ASSIGNED TASK:
Show all lines from the data that include the word "badge".

============

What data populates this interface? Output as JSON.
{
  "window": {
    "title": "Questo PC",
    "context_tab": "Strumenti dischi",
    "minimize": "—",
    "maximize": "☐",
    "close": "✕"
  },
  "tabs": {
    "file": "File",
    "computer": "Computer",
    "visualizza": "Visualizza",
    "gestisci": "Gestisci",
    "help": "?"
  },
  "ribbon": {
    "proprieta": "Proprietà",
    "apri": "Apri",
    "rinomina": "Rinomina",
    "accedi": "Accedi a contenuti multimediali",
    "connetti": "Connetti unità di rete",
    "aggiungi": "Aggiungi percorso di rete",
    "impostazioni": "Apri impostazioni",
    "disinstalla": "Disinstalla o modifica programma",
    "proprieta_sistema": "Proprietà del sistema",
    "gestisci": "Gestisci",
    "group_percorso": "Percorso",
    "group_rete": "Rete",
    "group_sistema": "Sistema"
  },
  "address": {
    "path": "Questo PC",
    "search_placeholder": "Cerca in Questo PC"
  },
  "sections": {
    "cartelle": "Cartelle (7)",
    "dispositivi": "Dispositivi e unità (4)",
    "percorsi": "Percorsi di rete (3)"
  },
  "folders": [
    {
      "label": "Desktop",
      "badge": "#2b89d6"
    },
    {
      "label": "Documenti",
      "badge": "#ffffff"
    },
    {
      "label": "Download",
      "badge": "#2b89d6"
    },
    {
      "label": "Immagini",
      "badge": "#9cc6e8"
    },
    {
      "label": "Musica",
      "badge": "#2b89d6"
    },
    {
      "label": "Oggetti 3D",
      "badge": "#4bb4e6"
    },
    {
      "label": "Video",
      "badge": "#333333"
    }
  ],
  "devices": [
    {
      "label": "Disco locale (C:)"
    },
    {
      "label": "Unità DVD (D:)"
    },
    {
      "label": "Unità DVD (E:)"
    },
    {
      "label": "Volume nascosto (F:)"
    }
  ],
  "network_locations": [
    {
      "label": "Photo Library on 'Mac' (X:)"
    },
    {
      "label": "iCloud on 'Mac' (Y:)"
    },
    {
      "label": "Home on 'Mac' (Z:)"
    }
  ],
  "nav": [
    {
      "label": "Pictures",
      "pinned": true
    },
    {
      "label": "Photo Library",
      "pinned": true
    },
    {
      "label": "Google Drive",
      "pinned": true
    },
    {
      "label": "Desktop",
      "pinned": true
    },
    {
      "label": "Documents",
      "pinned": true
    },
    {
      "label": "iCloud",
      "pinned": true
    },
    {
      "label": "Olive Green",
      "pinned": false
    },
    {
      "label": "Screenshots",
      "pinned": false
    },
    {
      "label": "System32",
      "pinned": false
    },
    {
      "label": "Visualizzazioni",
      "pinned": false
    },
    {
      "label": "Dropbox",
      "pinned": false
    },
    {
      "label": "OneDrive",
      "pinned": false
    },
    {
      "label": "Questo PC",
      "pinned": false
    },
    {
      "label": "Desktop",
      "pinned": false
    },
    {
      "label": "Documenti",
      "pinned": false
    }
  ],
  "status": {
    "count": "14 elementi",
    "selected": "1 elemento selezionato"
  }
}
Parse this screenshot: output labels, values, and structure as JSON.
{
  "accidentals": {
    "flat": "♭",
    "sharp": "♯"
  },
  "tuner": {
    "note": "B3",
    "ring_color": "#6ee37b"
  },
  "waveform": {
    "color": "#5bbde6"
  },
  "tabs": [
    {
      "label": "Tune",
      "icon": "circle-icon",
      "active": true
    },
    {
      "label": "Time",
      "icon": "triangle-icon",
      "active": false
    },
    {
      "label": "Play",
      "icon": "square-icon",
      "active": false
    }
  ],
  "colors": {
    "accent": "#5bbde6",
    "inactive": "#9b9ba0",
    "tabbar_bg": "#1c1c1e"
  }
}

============

EXERCISE SOLUTION:
      "badge": "#2b89d6"
      "badge": "#ffffff"
      "badge": "#2b89d6"
      "badge": "#9cc6e8"
      "badge": "#2b89d6"
      "badge": "#4bb4e6"
      "badge": "#333333"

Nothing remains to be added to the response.